of blackbucks roaming freelyin the wild together witha variety of birds, foxes, porcupines and hares.
The northern part of the state is generally considered to be a dry belt, devoid of water bodies, vegetation and wildlife. But the surroundings of Bidar, the northern most district, seems to be an exception.
For not only a few large reservoirs like the Karanja are around, but pockets of sparsely wooded forests are found fairly well in these parts.
The vast grasslands and the wooded country are home to blackbucks and a plethora of bird species.
After Ranebennur Blackbuck Sanctuary in Haveri district and Jayamangali Blackbuck Conservation Reserve in Tumkur district, a sizeable population of blackbucks is found in the plains of Bidar as I learnt during a recent visit here.
Apart from sighting free roaming blackbucks in the wild, one can also spot a good variety of birds, some rare species at that.
Some smaller animals like the fox, porcupine, black-naped hare and wild boars add to the diverse fauna.
The weather was fair and the sky, a clear blue as I arrived after an exhaustive train journey of 18 hours.
As the drive to the grasslands to sight the blackbucks was slated for the afternoon, lunch and rest was the only immediate occupation.
However, I utilised the time to take a walk around and familiarise with the place.
Situated near a small village called Khanapur at about 16 km west of Bidar, the location itself is in a scenic surrounding with a gently forested hill to the east gradually sloping towards west to the brink of a beautiful blue lake.

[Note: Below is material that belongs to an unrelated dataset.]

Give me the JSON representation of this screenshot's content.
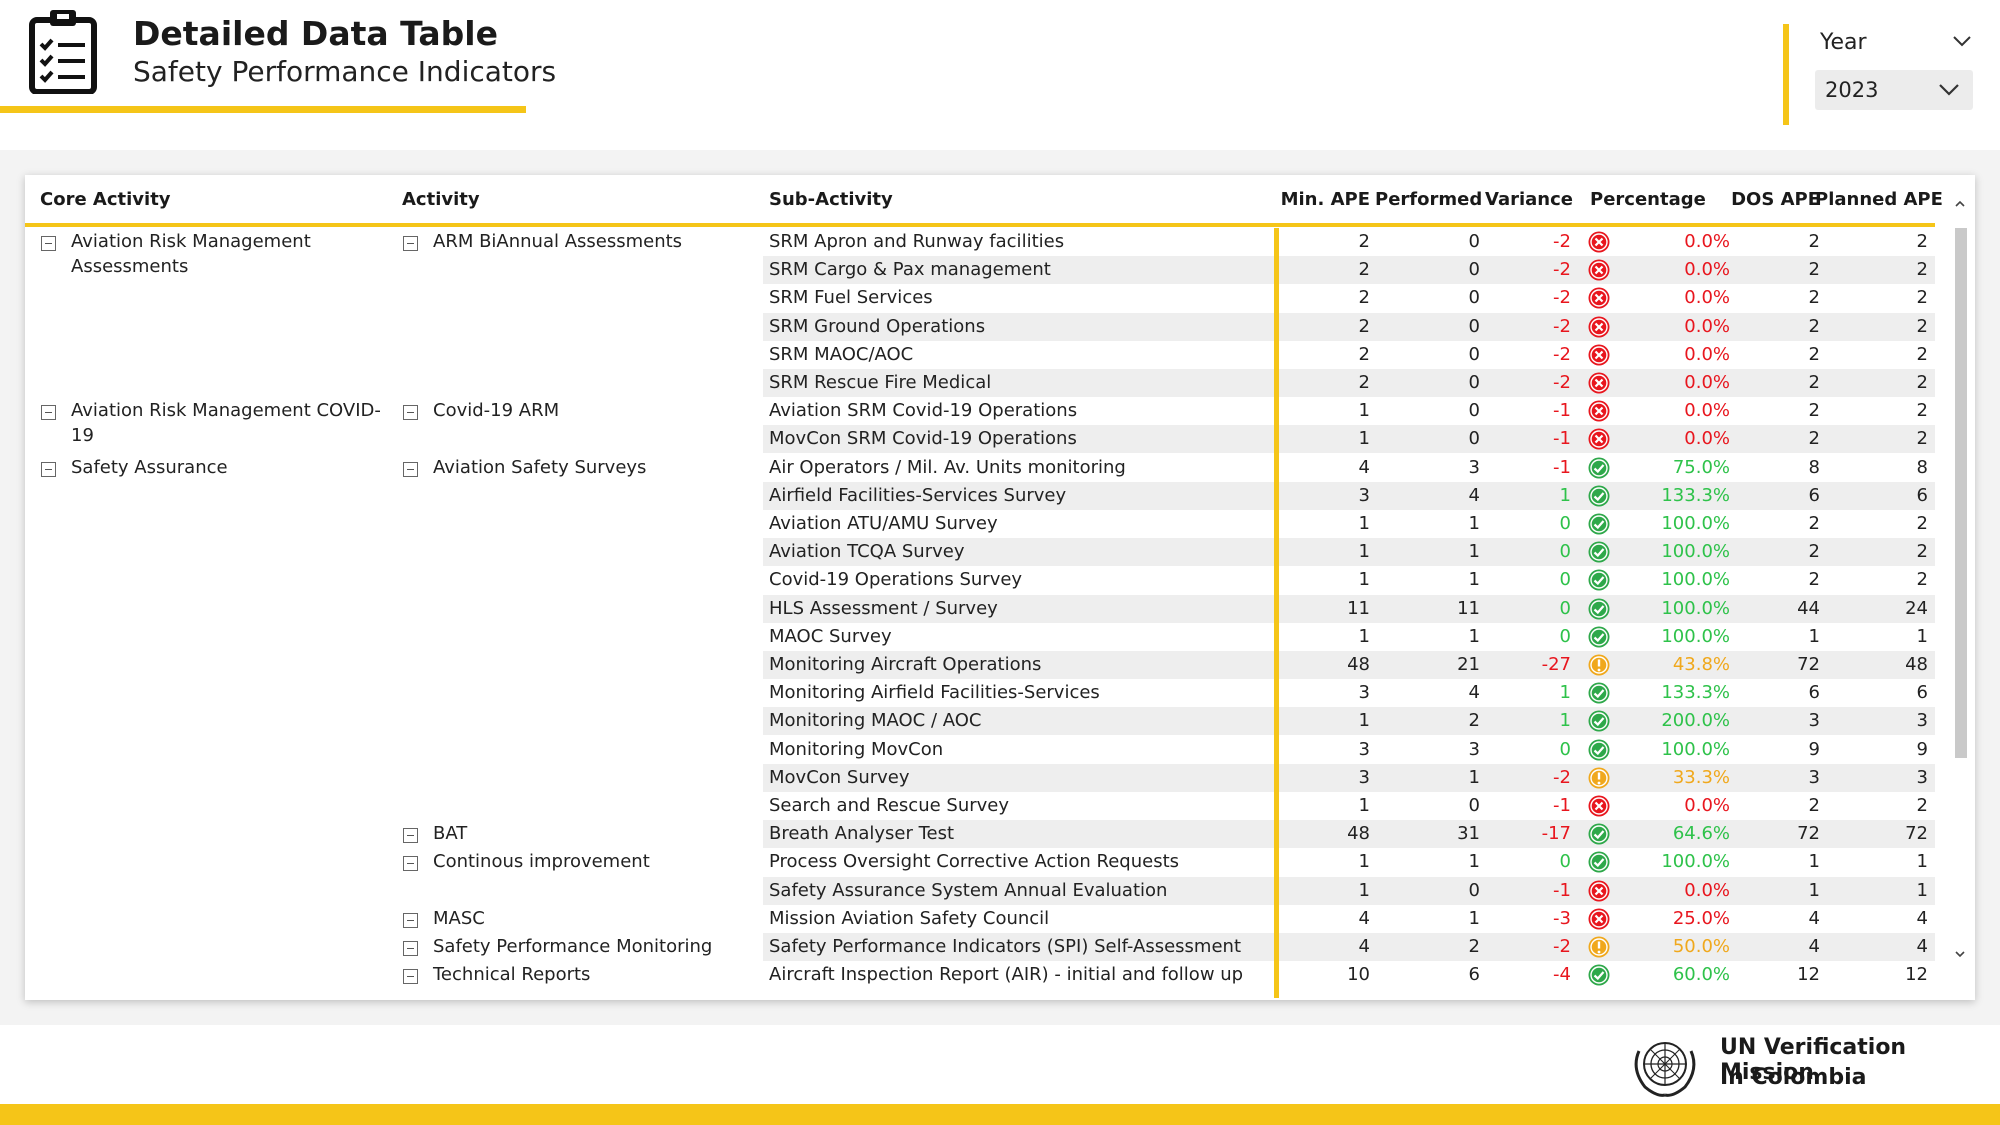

Called Vilaspur tank after the village nearby, it is an expansive reservoir built for the purpose of drinking and irrigation.

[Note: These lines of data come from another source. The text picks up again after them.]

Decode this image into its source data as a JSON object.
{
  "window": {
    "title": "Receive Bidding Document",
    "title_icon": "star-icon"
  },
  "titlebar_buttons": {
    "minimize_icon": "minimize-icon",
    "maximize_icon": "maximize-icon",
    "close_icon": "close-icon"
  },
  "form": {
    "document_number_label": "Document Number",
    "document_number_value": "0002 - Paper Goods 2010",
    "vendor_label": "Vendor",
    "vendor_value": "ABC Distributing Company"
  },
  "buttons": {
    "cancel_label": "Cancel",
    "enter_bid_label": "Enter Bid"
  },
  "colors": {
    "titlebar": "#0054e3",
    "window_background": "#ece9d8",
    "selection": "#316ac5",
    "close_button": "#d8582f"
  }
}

With a chain of not so tall hillocks on the other side, the lake is almost hidden.
The afternoon safari took off in right earnest with Nipun, the enthusiastic manager joining me for the drive.

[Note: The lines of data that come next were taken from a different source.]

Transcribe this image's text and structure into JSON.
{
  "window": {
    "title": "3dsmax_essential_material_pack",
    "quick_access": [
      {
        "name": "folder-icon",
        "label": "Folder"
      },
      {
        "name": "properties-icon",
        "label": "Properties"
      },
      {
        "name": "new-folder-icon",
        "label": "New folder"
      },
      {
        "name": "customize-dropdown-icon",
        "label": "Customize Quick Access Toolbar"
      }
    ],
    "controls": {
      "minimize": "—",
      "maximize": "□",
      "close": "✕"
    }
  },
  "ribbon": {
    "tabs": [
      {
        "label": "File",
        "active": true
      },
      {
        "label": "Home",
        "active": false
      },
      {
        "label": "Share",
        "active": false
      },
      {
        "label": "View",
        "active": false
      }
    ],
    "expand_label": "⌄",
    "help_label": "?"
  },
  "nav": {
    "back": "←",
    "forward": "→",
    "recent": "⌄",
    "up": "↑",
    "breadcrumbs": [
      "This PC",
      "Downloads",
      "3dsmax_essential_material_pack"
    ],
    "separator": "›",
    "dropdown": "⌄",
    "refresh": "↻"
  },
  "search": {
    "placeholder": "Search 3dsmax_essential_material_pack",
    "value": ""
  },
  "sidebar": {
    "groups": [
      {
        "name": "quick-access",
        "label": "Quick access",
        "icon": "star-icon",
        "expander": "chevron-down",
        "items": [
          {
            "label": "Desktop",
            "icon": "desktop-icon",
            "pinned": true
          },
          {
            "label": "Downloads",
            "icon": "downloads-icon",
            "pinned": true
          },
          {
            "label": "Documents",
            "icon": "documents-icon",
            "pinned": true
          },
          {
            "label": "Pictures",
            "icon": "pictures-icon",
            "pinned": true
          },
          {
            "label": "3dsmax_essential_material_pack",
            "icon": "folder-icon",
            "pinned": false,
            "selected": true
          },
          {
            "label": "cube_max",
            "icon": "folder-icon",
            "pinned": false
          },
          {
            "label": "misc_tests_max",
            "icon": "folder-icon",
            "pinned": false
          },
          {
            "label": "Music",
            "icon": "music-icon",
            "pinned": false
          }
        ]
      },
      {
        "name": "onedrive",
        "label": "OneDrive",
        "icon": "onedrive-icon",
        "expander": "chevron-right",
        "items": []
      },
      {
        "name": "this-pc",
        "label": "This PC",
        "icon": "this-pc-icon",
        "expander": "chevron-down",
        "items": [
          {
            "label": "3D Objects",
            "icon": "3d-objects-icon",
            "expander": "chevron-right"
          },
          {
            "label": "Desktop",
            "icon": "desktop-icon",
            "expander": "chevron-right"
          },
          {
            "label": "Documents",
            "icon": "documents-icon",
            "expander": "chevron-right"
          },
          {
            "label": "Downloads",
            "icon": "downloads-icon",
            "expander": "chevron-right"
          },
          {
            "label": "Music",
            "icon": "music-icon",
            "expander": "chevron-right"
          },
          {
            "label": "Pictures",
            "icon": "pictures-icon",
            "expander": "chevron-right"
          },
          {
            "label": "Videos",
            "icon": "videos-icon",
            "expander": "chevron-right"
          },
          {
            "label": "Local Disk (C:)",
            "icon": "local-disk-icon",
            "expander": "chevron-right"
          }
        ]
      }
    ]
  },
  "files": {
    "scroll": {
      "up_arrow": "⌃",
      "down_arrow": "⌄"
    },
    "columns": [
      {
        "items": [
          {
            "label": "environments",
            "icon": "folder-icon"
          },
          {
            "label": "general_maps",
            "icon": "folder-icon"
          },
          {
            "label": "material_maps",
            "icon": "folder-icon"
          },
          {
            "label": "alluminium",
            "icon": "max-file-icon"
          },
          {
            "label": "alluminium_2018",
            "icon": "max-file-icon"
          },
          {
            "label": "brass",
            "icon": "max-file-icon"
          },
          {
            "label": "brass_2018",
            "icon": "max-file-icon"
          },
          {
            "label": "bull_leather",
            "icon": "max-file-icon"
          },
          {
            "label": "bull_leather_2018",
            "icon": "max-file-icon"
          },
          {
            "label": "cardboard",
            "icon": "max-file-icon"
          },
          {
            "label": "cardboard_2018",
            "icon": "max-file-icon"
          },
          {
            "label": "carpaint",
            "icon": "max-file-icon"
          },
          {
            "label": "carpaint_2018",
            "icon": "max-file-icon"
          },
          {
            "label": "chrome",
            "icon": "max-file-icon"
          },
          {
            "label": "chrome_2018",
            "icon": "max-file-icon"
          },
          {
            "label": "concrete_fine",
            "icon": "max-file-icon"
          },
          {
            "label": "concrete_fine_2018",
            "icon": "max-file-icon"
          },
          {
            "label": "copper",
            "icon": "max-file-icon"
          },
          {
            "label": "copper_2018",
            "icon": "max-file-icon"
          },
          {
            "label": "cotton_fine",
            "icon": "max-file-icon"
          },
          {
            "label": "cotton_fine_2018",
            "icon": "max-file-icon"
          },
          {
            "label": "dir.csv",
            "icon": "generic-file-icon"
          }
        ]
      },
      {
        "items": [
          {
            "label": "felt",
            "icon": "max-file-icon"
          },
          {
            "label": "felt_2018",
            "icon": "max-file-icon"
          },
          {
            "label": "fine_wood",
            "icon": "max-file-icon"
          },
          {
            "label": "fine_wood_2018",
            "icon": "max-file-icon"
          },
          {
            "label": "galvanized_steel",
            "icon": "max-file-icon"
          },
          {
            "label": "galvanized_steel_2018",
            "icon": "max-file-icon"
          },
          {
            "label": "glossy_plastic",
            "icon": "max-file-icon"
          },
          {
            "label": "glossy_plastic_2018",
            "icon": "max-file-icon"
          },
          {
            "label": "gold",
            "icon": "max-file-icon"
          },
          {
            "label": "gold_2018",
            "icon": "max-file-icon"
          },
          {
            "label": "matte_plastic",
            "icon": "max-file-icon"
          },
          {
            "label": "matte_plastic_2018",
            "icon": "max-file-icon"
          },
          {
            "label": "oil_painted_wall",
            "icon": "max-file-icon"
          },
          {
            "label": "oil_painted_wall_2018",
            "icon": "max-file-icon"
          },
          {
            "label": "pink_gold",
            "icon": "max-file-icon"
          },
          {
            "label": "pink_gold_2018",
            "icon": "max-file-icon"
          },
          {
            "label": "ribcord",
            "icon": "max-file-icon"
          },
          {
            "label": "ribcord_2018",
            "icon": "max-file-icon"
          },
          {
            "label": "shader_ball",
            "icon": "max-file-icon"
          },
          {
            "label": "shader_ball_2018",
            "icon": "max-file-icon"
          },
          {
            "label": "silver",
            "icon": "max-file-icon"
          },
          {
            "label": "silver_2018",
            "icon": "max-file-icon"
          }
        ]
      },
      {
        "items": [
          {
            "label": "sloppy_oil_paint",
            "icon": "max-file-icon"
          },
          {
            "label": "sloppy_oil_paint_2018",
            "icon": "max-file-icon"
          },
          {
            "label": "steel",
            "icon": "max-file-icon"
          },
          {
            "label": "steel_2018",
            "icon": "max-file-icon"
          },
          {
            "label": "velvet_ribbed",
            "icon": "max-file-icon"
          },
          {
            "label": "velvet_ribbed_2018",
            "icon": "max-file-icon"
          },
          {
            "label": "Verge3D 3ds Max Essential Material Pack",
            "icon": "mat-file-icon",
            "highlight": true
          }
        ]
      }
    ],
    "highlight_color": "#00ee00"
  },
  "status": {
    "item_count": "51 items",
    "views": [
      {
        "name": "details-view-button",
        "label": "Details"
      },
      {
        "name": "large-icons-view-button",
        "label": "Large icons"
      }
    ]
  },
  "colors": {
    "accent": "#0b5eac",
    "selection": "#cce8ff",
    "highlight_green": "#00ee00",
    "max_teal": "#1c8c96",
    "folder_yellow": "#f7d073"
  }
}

It was not just a driver but a well-informed naturalist as I learnt during the safari. Passing through the town, we drove southward to a vast field of grassy meadows.
The terrain with undulating ups and downs, abundant grass and bushes and a small tank is quite ideal for the blackbucks.
The far side of the plains is walled off by the air force station which being out of bounds for visitors, has become a boon for the these animals to roam around freely.
As we drove into the fields, we could see groups of blackbucks like tiny specks from the distance.
But the first denizen that we bumped into was the Indian fox, which is a rare sighting here.
When the fox felt our presence was not too comfortable, it galloped away into the bushes.
Driving further we were more closer to the blackbucks.
They usually wander in groups of 10 to 30 or even more with one or two males in charge of the herd.
The males have a pair of antlers and are dark brownish and black.
The females are light fawn coloured and smaller in size.
It was a surprise for me to know that the blackbucks are native only to the Indian subcontinent.
The blackbucks once roamed freely all over the plains of India but their numbers reduced drastically with excessive hunting and encroachment of their habitat for agriculture and industry.
However, categorising blackbucks as ‘near threatened species’ by International Union of Conservation of Nature (IUCN) in 2003, has come as a blessing and their population seems to have stabilised to some extent.
We drove along several herds of them, grazing, strolling or sparring before spotting a rare bird, the Indian Courser.
The following morning we went out for a nature walk amidst the nature.
The bird-life here is pretty good with scores of green bee eaters, robins, sunbirds and red vented bulbuls.
But the best sighting was that of the white-browed bulbul.
The evening was spent on a coracle ride spotting more birds.
As ducks, cormorants and kingfishers passed by, a panoramic sunset marked the end of the day.